What this says about English soccer now is difficult to ascertain. Last year, England seemed doomed to disappointment – only to see Chelsea mount a remarkable comeback against Napoli and go on to win the whole tournament. Few think this year’s Arsenal squad has any of the grit of last year’s Chelsea team (or this year’s, for that matter) and after the exit of Manchester United last week, it is perhaps time to reflect on where the English game stands.
This year’s Premier League campaign has been poor. Last season, there were battles up and down the table and it took until stoppage time on the final day of the season to crown a winner. This season, United have stormed out to a lead and look to have sealed the title in late February. There is little drama outside of the normal relegation fights, and the quality of many of the games has been poor. Much of England’s club game looks very average.
Some of this is due to fatigue: the best players in the world have flocked to the Premier League and a lot of them look simply worn out. Financial fair play has also caused some clubs to rethink big expenditures. But most troubling is that the quality of the native English player remains far behind the rest of the big European nations. There are a few bright lights – Danny Welbeck, Jack Wilshere – but most of the top English players look good when they are surrounded by top players from around the globe – and rather poor when they are not.
Part of this is cultural: the home nations emphasize the wrong skills in their youth training, and this has carried over into the top-flight. A startling number of young British players say their main focus is on tackling – which, is in fact, the least important part of the game at the highest level. This has made the Premier League an engagingly physical league at its best – and a dull slog at its worst.
As it happens, the best league to watch this season has been in Germany, where the Bundesliga has managed to combine technical prowess with devastating power. There’s a reason that so many German teams are in play: they move the ball quickly, the players run off the ball well, and they have been rigorously skilled in how to shift tactics on the fly. Moreover, the German teams have such a strong youth base to build off that they have more depth than their English counterparts.

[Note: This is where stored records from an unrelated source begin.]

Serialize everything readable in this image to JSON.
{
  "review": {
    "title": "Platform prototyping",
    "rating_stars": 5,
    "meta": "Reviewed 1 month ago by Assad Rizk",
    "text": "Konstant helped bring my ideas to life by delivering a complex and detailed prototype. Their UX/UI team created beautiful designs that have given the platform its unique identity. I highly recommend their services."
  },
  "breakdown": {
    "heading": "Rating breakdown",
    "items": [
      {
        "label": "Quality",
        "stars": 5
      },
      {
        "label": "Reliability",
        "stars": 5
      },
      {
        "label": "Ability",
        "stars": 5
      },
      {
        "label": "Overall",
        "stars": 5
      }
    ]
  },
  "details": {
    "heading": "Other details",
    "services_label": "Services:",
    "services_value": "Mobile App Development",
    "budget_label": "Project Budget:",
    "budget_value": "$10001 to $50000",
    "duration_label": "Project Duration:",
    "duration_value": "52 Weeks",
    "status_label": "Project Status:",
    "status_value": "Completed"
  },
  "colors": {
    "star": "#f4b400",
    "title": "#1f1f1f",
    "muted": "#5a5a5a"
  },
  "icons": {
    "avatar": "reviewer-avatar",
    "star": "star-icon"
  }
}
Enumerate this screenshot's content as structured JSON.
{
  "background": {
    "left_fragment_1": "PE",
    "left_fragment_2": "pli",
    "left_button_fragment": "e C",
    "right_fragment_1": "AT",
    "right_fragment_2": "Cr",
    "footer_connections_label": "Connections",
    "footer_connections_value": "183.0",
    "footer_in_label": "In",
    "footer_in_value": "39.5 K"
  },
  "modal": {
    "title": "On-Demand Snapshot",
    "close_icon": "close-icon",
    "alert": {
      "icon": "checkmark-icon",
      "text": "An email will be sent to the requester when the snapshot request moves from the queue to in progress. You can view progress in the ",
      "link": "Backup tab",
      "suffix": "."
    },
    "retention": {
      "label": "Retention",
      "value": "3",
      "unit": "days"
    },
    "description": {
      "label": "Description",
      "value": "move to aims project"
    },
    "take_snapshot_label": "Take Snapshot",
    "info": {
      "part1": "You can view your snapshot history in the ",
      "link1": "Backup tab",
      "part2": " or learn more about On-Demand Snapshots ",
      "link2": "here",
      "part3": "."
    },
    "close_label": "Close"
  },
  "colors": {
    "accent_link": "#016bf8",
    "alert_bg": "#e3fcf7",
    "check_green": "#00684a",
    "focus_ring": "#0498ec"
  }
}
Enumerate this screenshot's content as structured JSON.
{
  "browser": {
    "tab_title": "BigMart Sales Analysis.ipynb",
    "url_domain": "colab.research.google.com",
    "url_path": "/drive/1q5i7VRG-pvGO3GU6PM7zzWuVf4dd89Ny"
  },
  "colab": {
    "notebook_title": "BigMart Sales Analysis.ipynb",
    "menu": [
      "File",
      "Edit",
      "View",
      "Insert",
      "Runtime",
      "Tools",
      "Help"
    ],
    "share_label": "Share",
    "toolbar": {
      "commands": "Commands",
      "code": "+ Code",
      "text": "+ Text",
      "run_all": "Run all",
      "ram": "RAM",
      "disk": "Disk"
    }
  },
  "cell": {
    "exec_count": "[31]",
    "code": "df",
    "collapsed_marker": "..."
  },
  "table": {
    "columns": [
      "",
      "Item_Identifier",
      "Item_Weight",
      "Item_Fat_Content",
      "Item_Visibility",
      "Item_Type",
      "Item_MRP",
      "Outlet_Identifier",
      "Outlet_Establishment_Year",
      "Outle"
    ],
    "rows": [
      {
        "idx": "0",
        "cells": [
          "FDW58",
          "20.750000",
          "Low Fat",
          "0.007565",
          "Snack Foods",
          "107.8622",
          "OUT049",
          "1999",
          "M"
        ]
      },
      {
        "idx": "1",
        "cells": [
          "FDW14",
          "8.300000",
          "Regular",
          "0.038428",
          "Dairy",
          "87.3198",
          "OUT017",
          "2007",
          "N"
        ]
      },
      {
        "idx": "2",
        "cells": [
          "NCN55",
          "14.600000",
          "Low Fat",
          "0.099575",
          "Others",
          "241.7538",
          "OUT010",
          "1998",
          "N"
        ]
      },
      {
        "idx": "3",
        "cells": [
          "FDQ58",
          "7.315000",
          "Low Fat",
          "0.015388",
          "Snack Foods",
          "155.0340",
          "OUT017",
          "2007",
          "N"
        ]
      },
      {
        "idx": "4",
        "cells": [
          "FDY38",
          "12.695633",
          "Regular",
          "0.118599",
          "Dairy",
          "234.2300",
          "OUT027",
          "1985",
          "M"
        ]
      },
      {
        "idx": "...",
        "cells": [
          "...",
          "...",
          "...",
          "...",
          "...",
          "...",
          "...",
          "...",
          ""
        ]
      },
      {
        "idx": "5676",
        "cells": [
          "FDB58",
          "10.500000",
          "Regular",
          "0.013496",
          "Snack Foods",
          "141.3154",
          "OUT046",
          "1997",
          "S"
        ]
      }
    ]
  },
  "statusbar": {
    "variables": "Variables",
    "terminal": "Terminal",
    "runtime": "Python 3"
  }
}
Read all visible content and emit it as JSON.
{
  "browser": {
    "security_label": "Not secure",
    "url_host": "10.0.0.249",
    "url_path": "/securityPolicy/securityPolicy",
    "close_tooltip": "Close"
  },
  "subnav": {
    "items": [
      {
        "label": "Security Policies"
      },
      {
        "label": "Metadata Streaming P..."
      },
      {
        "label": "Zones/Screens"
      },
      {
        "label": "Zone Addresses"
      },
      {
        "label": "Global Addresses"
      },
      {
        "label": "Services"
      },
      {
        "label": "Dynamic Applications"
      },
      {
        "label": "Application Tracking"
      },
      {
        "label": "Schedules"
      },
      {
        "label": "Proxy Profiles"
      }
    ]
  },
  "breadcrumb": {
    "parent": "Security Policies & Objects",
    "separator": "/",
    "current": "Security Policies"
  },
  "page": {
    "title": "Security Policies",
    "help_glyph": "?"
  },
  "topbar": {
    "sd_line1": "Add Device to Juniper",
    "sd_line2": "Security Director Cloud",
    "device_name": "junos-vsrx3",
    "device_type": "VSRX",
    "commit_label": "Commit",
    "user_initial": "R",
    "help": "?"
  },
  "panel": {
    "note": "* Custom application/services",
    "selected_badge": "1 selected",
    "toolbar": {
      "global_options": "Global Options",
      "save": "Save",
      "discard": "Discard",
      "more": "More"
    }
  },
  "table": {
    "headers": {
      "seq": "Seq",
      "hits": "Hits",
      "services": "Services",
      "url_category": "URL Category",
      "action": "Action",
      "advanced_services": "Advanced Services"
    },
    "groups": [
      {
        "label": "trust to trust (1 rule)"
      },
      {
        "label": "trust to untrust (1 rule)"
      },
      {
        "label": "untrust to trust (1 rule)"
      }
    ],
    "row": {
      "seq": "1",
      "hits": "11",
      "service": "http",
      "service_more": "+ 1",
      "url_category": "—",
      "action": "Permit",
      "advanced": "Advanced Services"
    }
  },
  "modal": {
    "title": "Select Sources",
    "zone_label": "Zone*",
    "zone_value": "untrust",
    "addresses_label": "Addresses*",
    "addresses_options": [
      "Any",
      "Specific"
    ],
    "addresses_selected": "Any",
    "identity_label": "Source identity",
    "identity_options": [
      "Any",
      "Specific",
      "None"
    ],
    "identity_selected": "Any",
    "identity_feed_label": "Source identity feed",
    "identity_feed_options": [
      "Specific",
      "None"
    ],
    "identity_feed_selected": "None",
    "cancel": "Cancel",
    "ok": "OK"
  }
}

That’s why, even as Bayern enters this match missing three key players, Franck Ribery (injured), Bastian Schweinsteiger and Jerome Boateng (both suspended), few are thinking that Arsenal can mount much of a challenge. Arsenal’s manager Arsene Wenger has admitted as much, telling the press that Bayern are “clearly superior.” Bayern hold a commanding 3-1 lead and three away goals. Arsenal will be missing their best player and are scrambling just to make the top four in England.
What he hasn’t said is that a big reason for his woes is that the club has been unable to develop home-grown talent. If Bayern wished to, it could field an all-German starting XI of quality. Arsenal has only two English players that could possibly compete in Jack Wilshere and Theo Walcott. This has left the Gunners bidding on scraps from the rest of Europe.
And Wilshere cannot play in this match due to a swollen ankle, the latest in a long string of injury problems for the midfielder — this one will sideline him for three weeks. Lukas Podolski and Bacary Sagna are also out injured as well as reportedly out the door. But Arsenal also have little left: a glance down their roster shows a series of increasingly unappetizing choices, and the foreign imports they have brought in have been spectacularly ill-suited to both the Premier League and Europe.
Arsenal’s misses have been stunning: Olivier Giroud, Gervinho, Andrey Arshavin, Marouane Chamakh are among a good dozen who came and flopped under pressure. The players who have stood out – Wilshere, Santi Cazorla and Theo Walcott – have frequently been forced to carry the game by themselves, with little to show for their efforts.
Arsenal will try to give a good accounting, but it’s hard not to see the club’s woes as a symptom of a larger problem. The English game, which is rough, fast and frequently lacking in technical quality, has been surpassed by the tactical and technical play in Spain and Germany. One wonders if the Premier League itself is entering a period of decline – or whether this season is just a blip.
No matter what the answer is, it’s likely to be cold comfort to Arsenal fans. They are already expecting to leave Munich disappointed.